The next area to be treated is the first reflection point.  To find the first reflection point you will need a mirror and an assistant. While sat in your listening position get your assistant to drag a mirror along the left hand wall starting from the position of the monitor. When you can see the left monitor through the mirror you have found the first reflection point for the left channel. Do the same with the right hand side. In most cases this will be same distance from the corner as the left but depends on the position of the two monitors in relation to each other. The next point to find is the one of the ceiling. Directly in front of the listening position get your assistant to drag the mirror along the ceiling until you can see the two monitors in the mirror. If you only have a small mirror you may have to do each channel separately. Once you have found these three points you have the most vital positions of your acoustic treatment.  The best products to use for the treatment of these areas are the Tegular Tiles.  The Tegular Tiles are 15” square plain faced tiles.  There are 24 tiles in a pack so by creating 4 clusters of 6 tiles you can treat the three points.  You will then have a cluster of tiles spare to place on the front wall underneath the previously installed bass traps.  This will further help with stereo imaging and improved soundstage.

The final area to consider for treatment is the rear wall.  The rear walls can give you harmful reflections and echoes and so you need to break these up with acoustic tiles.  We usually recommend 50% coverage of the rear wall however if the room is particularly live then more may be required.  You could use the tiles mentioned above or use tiles such as the F.A.T. PRO or the Wedge PRO Acoustic Tiles.  These are just a few of the huge range of acoustic tiles that can be used for the treatment of this type of room.
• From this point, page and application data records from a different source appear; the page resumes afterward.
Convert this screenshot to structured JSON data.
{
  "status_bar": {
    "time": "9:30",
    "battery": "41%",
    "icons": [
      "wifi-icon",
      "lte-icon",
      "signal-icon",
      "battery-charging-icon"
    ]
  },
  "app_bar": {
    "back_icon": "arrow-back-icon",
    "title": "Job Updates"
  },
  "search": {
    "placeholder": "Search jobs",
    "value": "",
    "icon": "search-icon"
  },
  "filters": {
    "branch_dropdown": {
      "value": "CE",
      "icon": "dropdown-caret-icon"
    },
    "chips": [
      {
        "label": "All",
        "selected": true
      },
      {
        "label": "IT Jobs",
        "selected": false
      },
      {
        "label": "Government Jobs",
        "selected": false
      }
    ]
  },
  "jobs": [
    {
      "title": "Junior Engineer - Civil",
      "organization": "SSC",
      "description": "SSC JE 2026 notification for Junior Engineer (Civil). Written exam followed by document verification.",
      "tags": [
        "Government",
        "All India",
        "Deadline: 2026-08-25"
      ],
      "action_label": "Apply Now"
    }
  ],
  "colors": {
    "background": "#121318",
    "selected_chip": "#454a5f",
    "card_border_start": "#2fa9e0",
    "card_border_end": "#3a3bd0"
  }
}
So hopefully this brief article has helped you to work out how much acoustic treatment you require, what products to use and where to install it.  The only thing left for you to do is decide which products to install and get them fitted.  The room will be very easy to treat and you will have it sounding fantastic in no time.  Once you have treated these areas the room will be a better environment for critical listening and accurate mixing.

Next tme we will discuss the treatment of  a vocal booth.